Each of two parts into which a thing is or can be divided.
Late Middle English: from Old French moite, from Latin medietas ‘middle’, from medius ‘mid, middle’.
“the tax was to be delivered in two moieties”
“Memories aren’t known to be particularly veridical.”
A deep-seated feeling of aversion.
Late 16th century (in the sense ‘opposition of feeling, nature, or disposition’): from French antipathie, or via Latin from Greek antipatheia, from antipathēs ‘opposed in feeling’, from anti ‘against’ + pathos ‘feeling’.
A T-shaped piece of metal or wood on a boat or ship, to which ropes are attached.
Each of a number of projections on the sole of a shoe, designed to prevent the wearer losing their footing.

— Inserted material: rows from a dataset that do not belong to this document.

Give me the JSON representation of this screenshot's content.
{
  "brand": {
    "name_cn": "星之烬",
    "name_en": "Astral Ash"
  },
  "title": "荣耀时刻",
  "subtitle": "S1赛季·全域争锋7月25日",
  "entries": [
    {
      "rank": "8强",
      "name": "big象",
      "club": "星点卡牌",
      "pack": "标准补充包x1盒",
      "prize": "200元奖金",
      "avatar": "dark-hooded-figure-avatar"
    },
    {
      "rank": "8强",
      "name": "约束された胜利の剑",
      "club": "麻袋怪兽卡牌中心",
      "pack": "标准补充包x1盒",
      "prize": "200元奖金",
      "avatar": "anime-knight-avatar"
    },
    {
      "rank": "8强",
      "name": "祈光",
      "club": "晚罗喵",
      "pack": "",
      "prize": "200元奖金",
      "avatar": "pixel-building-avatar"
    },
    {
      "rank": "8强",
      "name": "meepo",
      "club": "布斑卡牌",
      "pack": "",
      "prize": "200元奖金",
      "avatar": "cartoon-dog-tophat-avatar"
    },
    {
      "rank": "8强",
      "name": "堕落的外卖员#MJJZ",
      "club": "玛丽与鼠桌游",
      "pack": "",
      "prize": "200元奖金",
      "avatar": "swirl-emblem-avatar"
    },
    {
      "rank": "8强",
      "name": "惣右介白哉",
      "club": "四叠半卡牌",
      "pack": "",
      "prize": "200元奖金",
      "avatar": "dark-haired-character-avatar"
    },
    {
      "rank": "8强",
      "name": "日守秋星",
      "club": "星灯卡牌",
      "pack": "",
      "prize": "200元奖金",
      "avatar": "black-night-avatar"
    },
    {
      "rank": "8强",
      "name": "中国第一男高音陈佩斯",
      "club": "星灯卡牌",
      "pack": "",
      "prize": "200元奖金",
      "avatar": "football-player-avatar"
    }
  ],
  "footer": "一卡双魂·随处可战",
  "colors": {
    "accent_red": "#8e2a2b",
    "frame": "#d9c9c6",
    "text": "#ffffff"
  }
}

Middle English (in the sense ‘wedge’): of West Germanic origin; related to Dutch kloot ‘ball, sphere’ and German Kloss ‘clod, dumpling’, also to clot and clout.